Start of DATASET RECORDS
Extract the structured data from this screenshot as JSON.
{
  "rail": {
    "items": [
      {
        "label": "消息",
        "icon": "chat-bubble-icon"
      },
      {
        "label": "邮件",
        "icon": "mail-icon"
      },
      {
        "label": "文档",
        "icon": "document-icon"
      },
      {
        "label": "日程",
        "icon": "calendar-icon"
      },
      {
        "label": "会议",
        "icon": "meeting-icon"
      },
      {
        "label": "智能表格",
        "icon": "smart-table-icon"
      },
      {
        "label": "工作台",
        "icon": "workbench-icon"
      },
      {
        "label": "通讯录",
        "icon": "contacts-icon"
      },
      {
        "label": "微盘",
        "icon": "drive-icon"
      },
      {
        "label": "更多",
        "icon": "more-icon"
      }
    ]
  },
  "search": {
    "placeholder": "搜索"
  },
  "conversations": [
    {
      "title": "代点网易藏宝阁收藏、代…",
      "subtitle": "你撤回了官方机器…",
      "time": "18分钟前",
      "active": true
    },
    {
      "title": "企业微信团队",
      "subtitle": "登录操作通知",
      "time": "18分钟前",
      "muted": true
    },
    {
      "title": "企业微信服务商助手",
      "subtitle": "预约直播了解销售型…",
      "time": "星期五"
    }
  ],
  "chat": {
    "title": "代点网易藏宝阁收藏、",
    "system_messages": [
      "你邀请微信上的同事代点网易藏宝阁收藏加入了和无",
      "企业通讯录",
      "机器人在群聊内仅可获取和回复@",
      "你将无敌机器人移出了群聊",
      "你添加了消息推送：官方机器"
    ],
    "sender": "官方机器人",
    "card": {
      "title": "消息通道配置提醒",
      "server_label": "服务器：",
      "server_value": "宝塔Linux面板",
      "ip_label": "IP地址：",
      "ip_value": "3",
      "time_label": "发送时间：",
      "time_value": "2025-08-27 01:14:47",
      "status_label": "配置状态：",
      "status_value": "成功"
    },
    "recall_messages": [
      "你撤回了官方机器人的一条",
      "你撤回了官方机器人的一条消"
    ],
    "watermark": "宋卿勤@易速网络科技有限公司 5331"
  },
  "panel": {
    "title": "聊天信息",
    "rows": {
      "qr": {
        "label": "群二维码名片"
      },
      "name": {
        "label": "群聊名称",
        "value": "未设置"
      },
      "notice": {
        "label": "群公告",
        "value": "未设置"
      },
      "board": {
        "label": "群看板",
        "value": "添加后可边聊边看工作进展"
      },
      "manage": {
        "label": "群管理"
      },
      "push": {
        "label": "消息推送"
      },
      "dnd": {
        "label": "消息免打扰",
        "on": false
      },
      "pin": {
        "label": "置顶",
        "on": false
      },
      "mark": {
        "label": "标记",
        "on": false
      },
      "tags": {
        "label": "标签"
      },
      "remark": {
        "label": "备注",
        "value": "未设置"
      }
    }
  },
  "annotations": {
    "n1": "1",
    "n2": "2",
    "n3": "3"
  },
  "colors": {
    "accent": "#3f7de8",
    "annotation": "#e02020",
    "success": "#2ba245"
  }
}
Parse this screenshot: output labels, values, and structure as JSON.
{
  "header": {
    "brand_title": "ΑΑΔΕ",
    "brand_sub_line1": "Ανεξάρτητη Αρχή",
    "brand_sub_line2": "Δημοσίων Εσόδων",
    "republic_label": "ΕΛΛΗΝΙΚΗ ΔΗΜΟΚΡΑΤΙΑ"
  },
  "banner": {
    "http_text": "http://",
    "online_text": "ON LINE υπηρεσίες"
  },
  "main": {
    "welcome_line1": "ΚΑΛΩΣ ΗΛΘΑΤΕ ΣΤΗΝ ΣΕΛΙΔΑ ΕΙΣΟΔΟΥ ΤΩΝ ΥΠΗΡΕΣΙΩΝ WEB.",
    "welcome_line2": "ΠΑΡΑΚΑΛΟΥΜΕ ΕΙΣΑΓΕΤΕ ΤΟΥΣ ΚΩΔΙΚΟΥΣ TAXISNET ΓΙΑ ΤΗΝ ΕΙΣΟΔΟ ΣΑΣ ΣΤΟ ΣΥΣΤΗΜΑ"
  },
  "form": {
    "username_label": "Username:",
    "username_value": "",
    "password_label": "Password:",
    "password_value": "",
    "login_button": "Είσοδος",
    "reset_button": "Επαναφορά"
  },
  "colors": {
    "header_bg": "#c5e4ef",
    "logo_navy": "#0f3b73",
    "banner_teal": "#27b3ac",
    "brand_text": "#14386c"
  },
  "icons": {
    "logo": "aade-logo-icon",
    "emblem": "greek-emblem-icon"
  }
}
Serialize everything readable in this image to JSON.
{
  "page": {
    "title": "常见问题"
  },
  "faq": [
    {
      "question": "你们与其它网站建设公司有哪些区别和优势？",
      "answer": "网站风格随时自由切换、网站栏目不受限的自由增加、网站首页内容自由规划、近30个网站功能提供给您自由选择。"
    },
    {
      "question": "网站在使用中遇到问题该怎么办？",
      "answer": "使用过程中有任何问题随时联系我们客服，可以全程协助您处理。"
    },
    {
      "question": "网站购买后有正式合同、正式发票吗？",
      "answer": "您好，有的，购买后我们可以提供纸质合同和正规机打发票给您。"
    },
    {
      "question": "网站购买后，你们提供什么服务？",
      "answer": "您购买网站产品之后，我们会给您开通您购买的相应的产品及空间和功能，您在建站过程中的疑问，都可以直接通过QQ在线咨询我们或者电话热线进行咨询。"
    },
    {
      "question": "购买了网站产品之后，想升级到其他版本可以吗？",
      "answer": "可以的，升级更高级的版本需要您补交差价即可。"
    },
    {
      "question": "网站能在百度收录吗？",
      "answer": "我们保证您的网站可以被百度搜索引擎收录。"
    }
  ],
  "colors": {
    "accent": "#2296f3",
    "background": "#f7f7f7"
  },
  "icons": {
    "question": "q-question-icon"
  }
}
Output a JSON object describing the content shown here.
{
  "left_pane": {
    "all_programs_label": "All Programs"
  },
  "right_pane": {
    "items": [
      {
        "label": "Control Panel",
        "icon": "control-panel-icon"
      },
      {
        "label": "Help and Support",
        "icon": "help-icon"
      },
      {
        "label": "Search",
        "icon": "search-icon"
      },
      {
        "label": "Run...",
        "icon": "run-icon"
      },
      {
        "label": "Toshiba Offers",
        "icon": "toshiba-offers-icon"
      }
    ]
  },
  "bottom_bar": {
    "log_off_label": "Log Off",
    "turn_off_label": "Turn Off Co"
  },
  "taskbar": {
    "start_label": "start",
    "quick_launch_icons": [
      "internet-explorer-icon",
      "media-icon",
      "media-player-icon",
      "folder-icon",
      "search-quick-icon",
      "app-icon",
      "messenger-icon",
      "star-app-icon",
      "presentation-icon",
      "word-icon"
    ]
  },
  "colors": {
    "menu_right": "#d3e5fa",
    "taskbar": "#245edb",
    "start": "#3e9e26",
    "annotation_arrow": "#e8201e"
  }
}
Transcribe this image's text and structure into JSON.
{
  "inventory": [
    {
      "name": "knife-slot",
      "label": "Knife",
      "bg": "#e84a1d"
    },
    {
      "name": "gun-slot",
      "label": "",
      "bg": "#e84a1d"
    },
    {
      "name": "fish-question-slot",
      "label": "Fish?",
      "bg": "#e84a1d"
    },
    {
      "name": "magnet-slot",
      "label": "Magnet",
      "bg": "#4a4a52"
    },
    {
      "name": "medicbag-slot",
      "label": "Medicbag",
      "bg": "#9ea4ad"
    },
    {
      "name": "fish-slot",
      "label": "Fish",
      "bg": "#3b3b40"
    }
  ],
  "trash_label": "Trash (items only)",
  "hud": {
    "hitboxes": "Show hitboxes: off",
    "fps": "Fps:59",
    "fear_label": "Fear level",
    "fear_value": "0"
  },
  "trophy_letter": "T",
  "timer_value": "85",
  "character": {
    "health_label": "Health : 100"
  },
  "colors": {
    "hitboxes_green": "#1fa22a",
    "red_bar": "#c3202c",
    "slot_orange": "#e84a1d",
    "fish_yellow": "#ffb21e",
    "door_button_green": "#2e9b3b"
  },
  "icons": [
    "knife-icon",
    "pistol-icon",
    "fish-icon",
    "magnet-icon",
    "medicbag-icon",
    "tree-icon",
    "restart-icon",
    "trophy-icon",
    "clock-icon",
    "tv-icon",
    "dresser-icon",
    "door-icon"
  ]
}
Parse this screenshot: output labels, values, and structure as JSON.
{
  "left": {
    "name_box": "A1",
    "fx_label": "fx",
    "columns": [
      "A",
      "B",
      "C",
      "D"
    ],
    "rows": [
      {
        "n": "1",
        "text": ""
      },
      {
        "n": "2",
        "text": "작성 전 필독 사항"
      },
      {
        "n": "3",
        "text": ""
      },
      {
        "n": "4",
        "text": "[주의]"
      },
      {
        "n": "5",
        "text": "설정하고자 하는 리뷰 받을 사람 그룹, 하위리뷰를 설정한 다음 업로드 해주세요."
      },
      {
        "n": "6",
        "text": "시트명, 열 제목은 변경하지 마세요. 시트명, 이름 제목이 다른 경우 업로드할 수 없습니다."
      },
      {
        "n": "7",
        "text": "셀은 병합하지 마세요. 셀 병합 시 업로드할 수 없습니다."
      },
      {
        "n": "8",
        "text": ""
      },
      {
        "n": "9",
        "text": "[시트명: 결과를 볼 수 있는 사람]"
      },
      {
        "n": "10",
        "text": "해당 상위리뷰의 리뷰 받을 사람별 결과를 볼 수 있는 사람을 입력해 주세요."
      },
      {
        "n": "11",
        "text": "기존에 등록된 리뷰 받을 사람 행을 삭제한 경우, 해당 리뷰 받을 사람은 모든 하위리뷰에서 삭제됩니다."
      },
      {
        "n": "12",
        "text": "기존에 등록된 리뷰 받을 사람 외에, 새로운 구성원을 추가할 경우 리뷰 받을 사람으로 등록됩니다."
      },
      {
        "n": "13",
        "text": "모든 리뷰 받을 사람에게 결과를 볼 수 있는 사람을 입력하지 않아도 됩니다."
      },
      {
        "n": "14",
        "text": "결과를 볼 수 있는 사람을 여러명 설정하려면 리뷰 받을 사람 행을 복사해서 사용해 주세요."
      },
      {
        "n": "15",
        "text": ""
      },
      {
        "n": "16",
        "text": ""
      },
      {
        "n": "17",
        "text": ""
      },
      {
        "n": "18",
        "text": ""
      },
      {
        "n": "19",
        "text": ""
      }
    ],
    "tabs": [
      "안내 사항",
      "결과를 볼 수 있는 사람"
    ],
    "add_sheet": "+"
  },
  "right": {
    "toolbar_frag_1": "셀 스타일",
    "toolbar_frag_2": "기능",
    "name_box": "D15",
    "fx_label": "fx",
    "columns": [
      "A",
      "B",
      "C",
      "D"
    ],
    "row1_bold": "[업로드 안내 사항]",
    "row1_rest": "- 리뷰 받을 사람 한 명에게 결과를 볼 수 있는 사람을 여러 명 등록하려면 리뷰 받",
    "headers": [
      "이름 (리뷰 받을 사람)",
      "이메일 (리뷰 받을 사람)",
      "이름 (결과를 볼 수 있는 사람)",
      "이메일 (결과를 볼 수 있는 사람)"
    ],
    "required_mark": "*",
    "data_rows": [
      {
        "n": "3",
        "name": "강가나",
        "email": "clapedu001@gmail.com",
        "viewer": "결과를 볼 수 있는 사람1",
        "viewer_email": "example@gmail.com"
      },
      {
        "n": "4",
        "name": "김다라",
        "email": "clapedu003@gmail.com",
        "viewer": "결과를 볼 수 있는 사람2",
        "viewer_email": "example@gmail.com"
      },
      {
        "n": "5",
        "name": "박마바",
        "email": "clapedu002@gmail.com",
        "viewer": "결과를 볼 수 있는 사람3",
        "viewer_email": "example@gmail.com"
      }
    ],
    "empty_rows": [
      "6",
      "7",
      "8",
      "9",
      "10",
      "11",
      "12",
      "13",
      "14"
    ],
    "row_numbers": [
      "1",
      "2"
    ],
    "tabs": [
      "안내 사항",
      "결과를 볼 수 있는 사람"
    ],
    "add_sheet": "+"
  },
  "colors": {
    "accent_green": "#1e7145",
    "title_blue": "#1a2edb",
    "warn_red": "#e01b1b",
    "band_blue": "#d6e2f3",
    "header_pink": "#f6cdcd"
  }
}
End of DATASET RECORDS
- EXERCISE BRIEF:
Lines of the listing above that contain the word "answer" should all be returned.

- REPLY:
      "answer": "网站风格随时自由切换、网站栏目不受限的自由增加、网站首页内容自由规划、近30个网站功能提供给您自由选择。"
      "answer": "使用过程中有任何问题随时联系我们客服，可以全程协助您处理。"
      "answer": "您好，有的，购买后我们可以提供纸质合同和正规机打发票给您。"
      "answer": "您购买网站产品之后，我们会给您开通您购买的相应的产品及空间和功能，您在建站过程中的疑问，都可以直接通过QQ在线咨询我们或者电话热线进行咨询。"
      "answer": "可以的，升级更高级的版本需要您补交差价即可。"
      "answer": "我们保证您的网站可以被百度搜索引擎收录。"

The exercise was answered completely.